--- Your instructions ---
Nothing may be left out, so copy every entry exactly.

[Stored items]

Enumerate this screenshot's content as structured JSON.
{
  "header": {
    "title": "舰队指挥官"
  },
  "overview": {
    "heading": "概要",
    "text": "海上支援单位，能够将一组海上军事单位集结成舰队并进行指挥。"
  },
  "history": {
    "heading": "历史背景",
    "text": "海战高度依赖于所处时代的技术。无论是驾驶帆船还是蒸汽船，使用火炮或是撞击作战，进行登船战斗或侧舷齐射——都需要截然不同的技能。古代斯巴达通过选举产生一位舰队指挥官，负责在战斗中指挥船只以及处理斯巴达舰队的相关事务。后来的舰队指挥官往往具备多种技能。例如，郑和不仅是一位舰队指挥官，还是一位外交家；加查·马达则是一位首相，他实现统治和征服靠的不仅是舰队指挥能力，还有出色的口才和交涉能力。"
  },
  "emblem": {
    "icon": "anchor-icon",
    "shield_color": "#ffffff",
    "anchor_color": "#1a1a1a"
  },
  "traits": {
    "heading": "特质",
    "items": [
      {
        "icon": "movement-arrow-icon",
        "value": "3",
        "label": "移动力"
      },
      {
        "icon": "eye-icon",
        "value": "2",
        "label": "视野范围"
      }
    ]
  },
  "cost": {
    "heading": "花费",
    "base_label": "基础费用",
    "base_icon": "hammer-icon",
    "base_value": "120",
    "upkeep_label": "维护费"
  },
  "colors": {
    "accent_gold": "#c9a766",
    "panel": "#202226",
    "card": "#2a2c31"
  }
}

--- Answer for the task ---
Enumerate this screenshot's content as structured JSON.
{
  "header": {
    "title": "舰队指挥官"
  },
  "overview": {
    "heading": "概要",
    "text": "海上支援单位，能够将一组海上军事单位集结成舰队并进行指挥。"
  },
  "history": {
    "heading": "历史背景",
    "text": "海战高度依赖于所处时代的技术。无论是驾驶帆船还是蒸汽船，使用火炮或是撞击作战，进行登船战斗或侧舷齐射——都需要截然不同的技能。古代斯巴达通过选举产生一位舰队指挥官，负责在战斗中指挥船只以及处理斯巴达舰队的相关事务。后来的舰队指挥官往往具备多种技能。例如，郑和不仅是一位舰队指挥官，还是一位外交家；加查·马达则是一位首相，他实现统治和征服靠的不仅是舰队指挥能力，还有出色的口才和交涉能力。"
  },
  "emblem": {
    "icon": "anchor-icon",
    "shield_color": "#ffffff",
    "anchor_color": "#1a1a1a"
  },
  "traits": {
    "heading": "特质",
    "items": [
      {
        "icon": "movement-arrow-icon",
        "value": "3",
        "label": "移动力"
      },
      {
        "icon": "eye-icon",
        "value": "2",
        "label": "视野范围"
      }
    ]
  },
  "cost": {
    "heading": "花费",
    "base_label": "基础费用",
    "base_icon": "hammer-icon",
    "base_value": "120",
    "upkeep_label": "维护费"
  },
  "colors": {
    "accent_gold": "#c9a766",
    "panel": "#202226",
    "card": "#2a2c31"
  }
}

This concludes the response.